WHAT TO WORK ON >> Report how many lines of the following entries include the string "this"; respond with the number alone.

DATA EXTRACT >>

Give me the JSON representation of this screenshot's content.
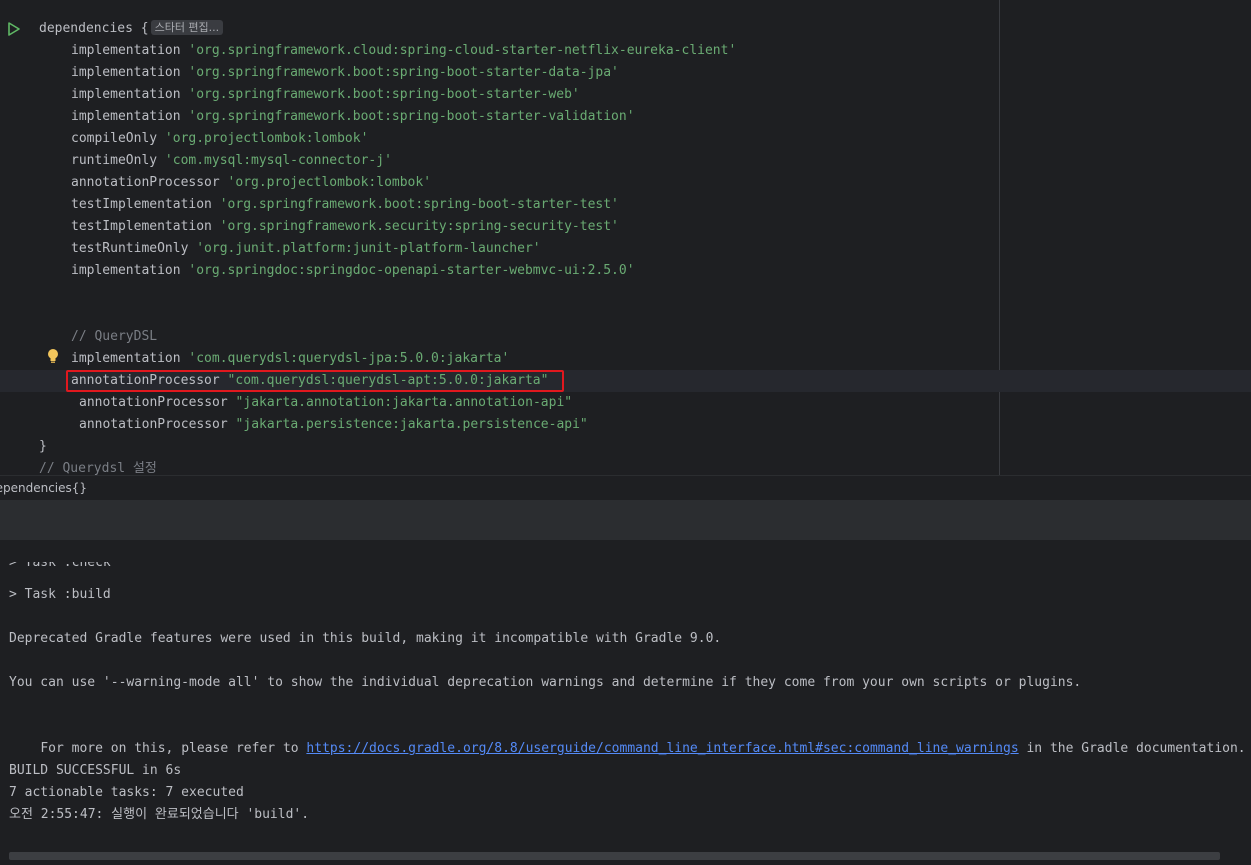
{
  "editor": {
    "inlay_hint": "스타터 편집...",
    "lines": [
      {
        "keyword": "dependencies {",
        "value": "",
        "comment": ""
      },
      {
        "keyword": "implementation ",
        "value": "'org.springframework.cloud:spring-cloud-starter-netflix-eureka-client'",
        "comment": ""
      },
      {
        "keyword": "implementation ",
        "value": "'org.springframework.boot:spring-boot-starter-data-jpa'",
        "comment": ""
      },
      {
        "keyword": "implementation ",
        "value": "'org.springframework.boot:spring-boot-starter-web'",
        "comment": ""
      },
      {
        "keyword": "implementation ",
        "value": "'org.springframework.boot:spring-boot-starter-validation'",
        "comment": ""
      },
      {
        "keyword": "compileOnly ",
        "value": "'org.projectlombok:lombok'",
        "comment": ""
      },
      {
        "keyword": "runtimeOnly ",
        "value": "'com.mysql:mysql-connector-j'",
        "comment": ""
      },
      {
        "keyword": "annotationProcessor ",
        "value": "'org.projectlombok:lombok'",
        "comment": ""
      },
      {
        "keyword": "testImplementation ",
        "value": "'org.springframework.boot:spring-boot-starter-test'",
        "comment": ""
      },
      {
        "keyword": "testImplementation ",
        "value": "'org.springframework.security:spring-security-test'",
        "comment": ""
      },
      {
        "keyword": "testRuntimeOnly ",
        "value": "'org.junit.platform:junit-platform-launcher'",
        "comment": ""
      },
      {
        "keyword": "implementation ",
        "value": "'org.springdoc:springdoc-openapi-starter-webmvc-ui:2.5.0'",
        "comment": ""
      },
      {
        "keyword": "",
        "value": "",
        "comment": ""
      },
      {
        "keyword": "",
        "value": "",
        "comment": ""
      },
      {
        "keyword": "",
        "value": "",
        "comment": "// QueryDSL"
      },
      {
        "keyword": "implementation ",
        "value": "'com.querydsl:querydsl-jpa:5.0.0:jakarta'",
        "comment": ""
      },
      {
        "keyword": "annotationProcessor ",
        "value": "\"com.querydsl:querydsl-apt:5.0.0:jakarta\"",
        "comment": ""
      },
      {
        "keyword": "annotationProcessor ",
        "value": "\"jakarta.annotation:jakarta.annotation-api\"",
        "comment": ""
      },
      {
        "keyword": "annotationProcessor ",
        "value": "\"jakarta.persistence:jakarta.persistence-api\"",
        "comment": ""
      },
      {
        "keyword": "}",
        "value": "",
        "comment": ""
      },
      {
        "keyword": "",
        "value": "",
        "comment": "// Querydsl 설정"
      }
    ]
  },
  "breadcrumb": {
    "text": "dependencies{}"
  },
  "console": {
    "partial_top": "> Task :check",
    "task_build": "> Task :build",
    "deprecated": "Deprecated Gradle features were used in this build, making it incompatible with Gradle 9.0.",
    "warning_mode": "You can use '--warning-mode all' to show the individual deprecation warnings and determine if they come from your own scripts or plugins.",
    "refer_prefix": "For more on this, please refer to ",
    "refer_link": "https://docs.gradle.org/8.8/userguide/command_line_interface.html#sec:command_line_warnings",
    "refer_suffix": " in the Gradle documentation.",
    "build_status": "BUILD SUCCESSFUL in 6s",
    "tasks_summary": "7 actionable tasks: 7 executed",
    "finished": "오전 2:55:47: 실행이 완료되었습니다 'build'."
  },
  "colors": {
    "highlight_border": "#e0181e",
    "string": "#6aab73",
    "comment": "#7a7e85",
    "link": "#548af7",
    "run_icon": "#5fb865",
    "bulb_icon": "#f2c55c"
  }
}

EXERCISE RESULT >> 3